Are there medications that make those diagnosed with fibromyalgia or restless leg syndrome or any other of various infirmities diagnosed without known pathologic correlate feel better? Perhaps. Are they but placebos? And here an interesting question arises: If we allow illnesses, as we always have in psychiatry and are allowing more and more in general medicine…if we allow diseases diagnosed solely on their symptoms, what is the difference between a placebo and a real cure, if both relieve the symptoms?
It doesn’t matter if others call something that makes you feel better a placebo, whether it's chiropractic or cleansing enemas or sugar pills. But it matters greatly who pays for it. Government regulations and tax rules since the 1950s have created an environment where most people don’t pay for their own health care. Over 50% is paid by the government, and most of the rest is paid by nominally private insurance carriers who are highly regulated and restricted by the government. This has a clear effect on incentives, both for patients and practitioners.

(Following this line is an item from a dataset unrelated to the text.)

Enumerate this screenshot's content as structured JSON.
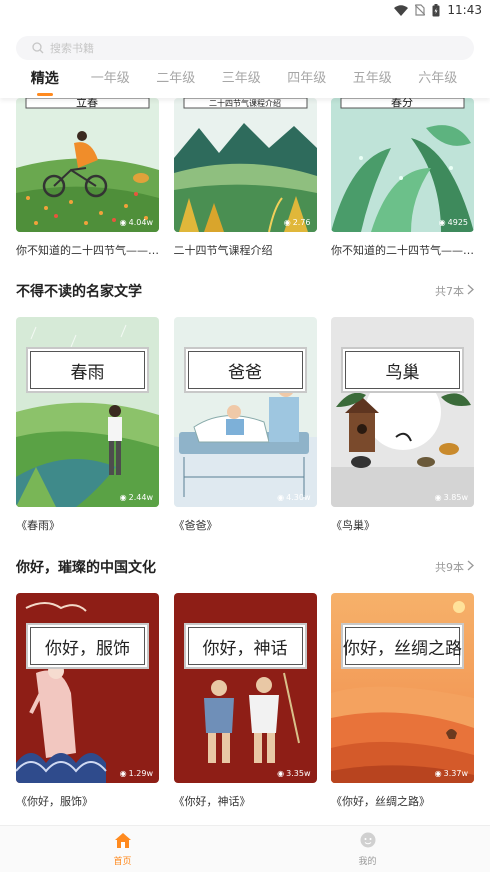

The dramatic cost increases associated with third-party payments extend beyond diseases that may not really exist. The Oct 8-9, 2011 Wall St. Journal has a front-page story of a growing problem: doctors gaming the system to maximize their incomes, not constrained by patient cost-concerns. The article discusses spine surgeons who not only do back surgery, but also create their own companies and patent their own fusion devices (each a minor variant of the other), so as to get a double-cut, as it were, in the billing process. Does the patient really need surgery? Will it improve outcomes? Hard to say, but clearly the surgeons marketing their own devices have an interest over and above patient welfare in performing surgery. In a competitive market, this would be handled by second opinions and the patient’s concern that it all is getting too costly. With third-party payers, however, such activity not only persists but thrives. Not surprisingly, failed back surgery (continued, or recurrent, or worsened back pain after surgery for back pain) has become increasingly common…
Now, if the problem is related to third-party payers, to the need not merely to please the patient but to justify one’s treatment “objectively” to third-parties, is this problem likely to be resolved or to worsen in an environment like Obamacare? The obvious answer is that it will worsen. It would worsen even more under a single-payer system. Yet, ironically, Dr. Angell is a strong proponent of single-payer systems.
As Thomas Szasz, the iconoclastic psychiatrist whom Angell references obliquely in her review, noted long ago, we live in an age where 'most any complaint is viewed as caused by a disease. Combining the growing list of vague medical diagnoses with the explosion of diseases listed in the latest DSM catalog, it begins to appear as if the entire human condition is one big disease. From stuttering to shaky legs, from bullying to being bullied, from general aches and pains to being a general pain—most any complaint can now get you diagnosed with a disease, and allow a physician to bill for services. These wouldn’t always be services you’d willingly and voluntarily pay for. For some physicians—perhaps Dr. Angell—that’s the whole point.
: See the Wall St. Journal front page story http://online.wsj.com/article/SB10001424053111904103404576560742746021106.html , and the ensuing letters to the editor.